The Best Practical Horror Effects Ranked
Aside from a signature Dokken theme song, the most memorable thing about this Wes Craven classic is its jam-packed embrace of practical effects depicting Freddy Krueger (Robert Englund) tormenting teenagers in a mental hospital.
The “keep it real” aesthetic is particularly effective here due to the nature of the franchise, in which Freddy uses the dreams of the victims against them. For this reason, anything goes, and a dream can quickly turn into a nightmare. It’s a realm where Freddy has all the power – unless the so-called “dream warriors” can learn to use his limitless laws of nature for their own defense.
A psychiatric patient in this third Freddy film falls prey to her own sleep. Her name is Jennifer (Penelope Sudrow) and she dreams of becoming a television actress one day. After falling asleep, she thinks she’s watching a talk show with Dick Cavett interviewing Zsa Zsa Gabor – but as the television goes haywire and she steps closer to investigate, Freddy knocks. A pair of metal circuit arms protrude from the box, grabbing Jennifer and lifting her off the floor. Freddy’s head then emerges from the top of the television, offering a smirking goodbye.

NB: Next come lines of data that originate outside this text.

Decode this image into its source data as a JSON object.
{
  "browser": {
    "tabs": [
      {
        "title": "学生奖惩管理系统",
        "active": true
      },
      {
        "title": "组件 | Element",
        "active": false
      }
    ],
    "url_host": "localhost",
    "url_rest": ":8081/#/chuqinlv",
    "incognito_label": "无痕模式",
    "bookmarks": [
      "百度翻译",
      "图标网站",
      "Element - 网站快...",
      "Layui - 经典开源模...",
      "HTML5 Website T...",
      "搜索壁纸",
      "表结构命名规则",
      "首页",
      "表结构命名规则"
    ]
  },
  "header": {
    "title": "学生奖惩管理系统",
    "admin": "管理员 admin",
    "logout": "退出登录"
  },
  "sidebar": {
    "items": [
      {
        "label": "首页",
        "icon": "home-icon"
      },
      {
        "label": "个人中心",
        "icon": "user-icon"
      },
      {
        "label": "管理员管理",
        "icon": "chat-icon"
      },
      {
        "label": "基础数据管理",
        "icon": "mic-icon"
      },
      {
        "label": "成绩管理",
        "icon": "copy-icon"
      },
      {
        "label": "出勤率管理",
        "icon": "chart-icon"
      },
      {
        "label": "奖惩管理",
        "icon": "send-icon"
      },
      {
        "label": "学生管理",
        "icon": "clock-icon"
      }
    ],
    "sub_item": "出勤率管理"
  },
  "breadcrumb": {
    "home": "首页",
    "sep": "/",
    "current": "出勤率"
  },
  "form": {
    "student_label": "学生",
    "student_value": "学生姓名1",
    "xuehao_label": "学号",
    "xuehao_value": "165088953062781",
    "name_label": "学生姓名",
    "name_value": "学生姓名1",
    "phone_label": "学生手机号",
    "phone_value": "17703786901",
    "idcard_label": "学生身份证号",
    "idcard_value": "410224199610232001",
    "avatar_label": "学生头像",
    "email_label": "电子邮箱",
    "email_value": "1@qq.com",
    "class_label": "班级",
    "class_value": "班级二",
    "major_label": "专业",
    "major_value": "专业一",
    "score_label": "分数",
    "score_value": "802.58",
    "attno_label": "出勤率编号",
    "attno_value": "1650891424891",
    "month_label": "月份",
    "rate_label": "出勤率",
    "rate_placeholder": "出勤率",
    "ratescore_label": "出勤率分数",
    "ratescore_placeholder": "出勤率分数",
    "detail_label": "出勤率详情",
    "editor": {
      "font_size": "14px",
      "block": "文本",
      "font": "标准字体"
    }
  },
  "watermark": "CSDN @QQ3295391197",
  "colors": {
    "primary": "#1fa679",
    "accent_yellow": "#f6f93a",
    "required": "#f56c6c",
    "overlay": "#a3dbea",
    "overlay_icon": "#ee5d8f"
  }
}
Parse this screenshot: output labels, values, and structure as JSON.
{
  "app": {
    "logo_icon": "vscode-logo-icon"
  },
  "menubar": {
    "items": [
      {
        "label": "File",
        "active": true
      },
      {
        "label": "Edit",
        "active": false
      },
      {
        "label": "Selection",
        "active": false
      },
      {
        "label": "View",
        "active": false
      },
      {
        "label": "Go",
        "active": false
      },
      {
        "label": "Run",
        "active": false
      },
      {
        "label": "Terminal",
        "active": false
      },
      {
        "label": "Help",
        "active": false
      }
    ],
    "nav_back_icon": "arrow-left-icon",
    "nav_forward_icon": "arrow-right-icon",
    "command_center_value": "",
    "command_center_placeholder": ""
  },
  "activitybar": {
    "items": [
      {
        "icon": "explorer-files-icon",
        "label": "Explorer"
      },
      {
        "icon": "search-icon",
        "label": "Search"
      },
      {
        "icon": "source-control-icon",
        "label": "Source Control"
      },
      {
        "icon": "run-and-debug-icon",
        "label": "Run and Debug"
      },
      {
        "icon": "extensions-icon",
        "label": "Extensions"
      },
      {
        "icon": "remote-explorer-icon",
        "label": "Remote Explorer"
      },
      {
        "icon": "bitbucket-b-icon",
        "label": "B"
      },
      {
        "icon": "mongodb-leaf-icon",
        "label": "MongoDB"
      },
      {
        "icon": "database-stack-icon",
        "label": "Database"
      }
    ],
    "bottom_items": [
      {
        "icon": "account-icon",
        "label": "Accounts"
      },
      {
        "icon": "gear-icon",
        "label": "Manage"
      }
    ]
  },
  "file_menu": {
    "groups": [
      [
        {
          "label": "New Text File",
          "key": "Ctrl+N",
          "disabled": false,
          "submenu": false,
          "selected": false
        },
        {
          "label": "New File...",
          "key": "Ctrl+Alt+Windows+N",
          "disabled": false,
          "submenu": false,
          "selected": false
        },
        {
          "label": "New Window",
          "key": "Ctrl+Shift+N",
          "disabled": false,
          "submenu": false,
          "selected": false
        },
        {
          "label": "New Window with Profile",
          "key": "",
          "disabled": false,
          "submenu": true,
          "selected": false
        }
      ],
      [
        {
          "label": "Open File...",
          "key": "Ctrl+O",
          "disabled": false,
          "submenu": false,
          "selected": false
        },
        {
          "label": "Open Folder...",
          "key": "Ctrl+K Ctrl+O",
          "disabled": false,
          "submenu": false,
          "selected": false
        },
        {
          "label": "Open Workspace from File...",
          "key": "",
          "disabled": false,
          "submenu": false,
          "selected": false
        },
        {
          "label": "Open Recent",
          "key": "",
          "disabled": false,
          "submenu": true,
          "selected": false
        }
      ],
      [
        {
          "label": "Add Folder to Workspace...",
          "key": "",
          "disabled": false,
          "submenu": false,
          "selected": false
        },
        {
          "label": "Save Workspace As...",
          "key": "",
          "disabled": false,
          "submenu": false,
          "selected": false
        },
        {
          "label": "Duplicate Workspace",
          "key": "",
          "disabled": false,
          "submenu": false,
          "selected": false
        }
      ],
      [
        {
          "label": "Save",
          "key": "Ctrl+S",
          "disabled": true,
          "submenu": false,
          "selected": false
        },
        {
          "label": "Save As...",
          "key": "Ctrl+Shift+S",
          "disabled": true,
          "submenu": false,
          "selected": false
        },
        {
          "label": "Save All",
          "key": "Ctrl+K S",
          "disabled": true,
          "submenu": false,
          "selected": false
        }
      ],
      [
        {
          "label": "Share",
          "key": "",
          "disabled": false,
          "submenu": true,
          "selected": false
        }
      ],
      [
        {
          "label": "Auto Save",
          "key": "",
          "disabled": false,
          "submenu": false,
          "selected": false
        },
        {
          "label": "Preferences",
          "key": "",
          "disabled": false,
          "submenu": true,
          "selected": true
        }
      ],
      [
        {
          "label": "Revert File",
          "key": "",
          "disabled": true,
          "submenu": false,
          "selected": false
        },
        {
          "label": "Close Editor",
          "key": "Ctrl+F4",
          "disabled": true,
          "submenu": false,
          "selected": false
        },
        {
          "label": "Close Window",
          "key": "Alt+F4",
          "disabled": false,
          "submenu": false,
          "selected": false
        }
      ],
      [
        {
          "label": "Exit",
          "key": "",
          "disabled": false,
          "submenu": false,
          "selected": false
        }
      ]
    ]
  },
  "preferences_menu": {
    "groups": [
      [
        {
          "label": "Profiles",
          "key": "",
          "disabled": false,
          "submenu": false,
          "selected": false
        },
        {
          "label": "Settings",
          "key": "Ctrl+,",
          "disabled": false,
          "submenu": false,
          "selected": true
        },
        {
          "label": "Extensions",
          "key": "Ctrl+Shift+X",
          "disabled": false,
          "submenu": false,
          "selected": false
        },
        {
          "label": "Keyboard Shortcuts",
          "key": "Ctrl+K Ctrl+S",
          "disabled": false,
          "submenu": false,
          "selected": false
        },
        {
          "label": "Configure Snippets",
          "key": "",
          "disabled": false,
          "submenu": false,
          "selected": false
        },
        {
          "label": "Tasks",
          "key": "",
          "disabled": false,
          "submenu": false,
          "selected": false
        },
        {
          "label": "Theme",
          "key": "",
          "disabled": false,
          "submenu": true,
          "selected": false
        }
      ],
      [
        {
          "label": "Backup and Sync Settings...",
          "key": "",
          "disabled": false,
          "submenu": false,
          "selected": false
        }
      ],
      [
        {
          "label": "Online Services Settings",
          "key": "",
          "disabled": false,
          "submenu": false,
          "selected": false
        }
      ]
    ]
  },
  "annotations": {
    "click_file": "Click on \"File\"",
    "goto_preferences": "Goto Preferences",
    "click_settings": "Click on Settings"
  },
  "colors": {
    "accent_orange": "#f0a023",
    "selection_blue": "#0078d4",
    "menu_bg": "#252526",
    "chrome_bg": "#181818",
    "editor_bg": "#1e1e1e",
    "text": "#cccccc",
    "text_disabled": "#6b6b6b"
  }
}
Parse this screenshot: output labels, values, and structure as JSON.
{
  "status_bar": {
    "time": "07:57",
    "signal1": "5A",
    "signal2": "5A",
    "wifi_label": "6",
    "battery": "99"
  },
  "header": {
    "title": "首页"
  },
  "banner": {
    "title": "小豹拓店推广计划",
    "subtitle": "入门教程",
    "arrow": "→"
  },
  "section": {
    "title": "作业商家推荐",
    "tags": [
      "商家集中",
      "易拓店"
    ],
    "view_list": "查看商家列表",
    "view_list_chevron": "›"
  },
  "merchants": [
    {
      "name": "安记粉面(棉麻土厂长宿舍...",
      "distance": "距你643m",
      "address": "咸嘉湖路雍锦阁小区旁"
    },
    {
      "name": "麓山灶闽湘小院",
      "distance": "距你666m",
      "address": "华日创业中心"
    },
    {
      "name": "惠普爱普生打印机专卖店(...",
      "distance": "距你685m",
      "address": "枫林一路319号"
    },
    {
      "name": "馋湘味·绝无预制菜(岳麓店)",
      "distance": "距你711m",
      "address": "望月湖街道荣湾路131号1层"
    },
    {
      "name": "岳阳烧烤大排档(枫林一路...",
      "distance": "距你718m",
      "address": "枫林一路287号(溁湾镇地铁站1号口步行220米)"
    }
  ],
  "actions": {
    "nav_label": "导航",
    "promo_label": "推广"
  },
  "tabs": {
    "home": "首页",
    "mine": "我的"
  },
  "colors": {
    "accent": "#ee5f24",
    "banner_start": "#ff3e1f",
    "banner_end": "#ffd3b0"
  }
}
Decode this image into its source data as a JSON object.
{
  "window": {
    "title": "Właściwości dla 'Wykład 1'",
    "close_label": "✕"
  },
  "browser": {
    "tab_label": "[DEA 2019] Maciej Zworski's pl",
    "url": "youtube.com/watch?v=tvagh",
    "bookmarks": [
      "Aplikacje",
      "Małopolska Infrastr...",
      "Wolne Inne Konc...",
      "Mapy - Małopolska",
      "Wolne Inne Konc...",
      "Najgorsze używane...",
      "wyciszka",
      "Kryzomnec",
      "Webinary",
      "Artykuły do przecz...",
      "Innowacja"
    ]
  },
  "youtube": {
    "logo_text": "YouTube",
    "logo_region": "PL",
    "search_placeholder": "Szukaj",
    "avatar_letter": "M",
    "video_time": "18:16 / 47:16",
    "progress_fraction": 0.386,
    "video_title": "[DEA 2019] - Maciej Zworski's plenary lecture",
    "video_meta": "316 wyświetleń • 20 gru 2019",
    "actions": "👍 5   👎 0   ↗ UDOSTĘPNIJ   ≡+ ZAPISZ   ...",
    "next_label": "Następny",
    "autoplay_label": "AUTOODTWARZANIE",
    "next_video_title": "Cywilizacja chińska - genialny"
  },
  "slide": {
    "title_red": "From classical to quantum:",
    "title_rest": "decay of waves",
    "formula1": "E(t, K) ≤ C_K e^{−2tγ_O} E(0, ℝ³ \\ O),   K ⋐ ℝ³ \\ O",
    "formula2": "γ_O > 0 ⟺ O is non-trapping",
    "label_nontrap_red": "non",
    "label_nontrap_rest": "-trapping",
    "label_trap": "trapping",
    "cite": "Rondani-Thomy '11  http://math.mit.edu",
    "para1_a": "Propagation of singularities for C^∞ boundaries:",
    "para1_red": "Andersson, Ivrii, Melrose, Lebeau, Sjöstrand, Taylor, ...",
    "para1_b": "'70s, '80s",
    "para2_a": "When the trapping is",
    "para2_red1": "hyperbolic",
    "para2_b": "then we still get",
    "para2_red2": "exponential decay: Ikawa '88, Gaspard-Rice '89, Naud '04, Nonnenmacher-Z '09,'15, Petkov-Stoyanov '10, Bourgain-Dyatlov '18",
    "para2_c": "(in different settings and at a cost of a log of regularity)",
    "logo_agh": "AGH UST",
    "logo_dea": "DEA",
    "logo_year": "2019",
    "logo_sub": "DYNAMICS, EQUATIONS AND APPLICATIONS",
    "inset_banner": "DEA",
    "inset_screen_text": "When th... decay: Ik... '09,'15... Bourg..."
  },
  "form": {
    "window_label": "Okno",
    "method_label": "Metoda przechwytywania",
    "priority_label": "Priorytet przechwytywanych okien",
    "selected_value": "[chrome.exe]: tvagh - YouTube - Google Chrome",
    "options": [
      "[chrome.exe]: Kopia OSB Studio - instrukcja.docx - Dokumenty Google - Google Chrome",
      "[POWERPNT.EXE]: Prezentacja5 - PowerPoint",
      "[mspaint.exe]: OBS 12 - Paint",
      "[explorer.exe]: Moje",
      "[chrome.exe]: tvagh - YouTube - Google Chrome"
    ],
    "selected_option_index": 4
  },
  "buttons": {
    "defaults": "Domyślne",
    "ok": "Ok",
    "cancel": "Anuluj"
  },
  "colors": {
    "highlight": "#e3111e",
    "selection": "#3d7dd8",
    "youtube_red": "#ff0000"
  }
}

“That’s it, Jennifer. Your big TV break,” he chuckled. “Welcome to prime time, bitch.”
Jennifer’s head is then rammed through the television, killing her instantly. It would go on to become one of Freddy’s most creative and memorable stalking sequences, and looking back years later, it’s a great example of how practical effects, because they can be clunky and off-putting, can make a scene even more exciting.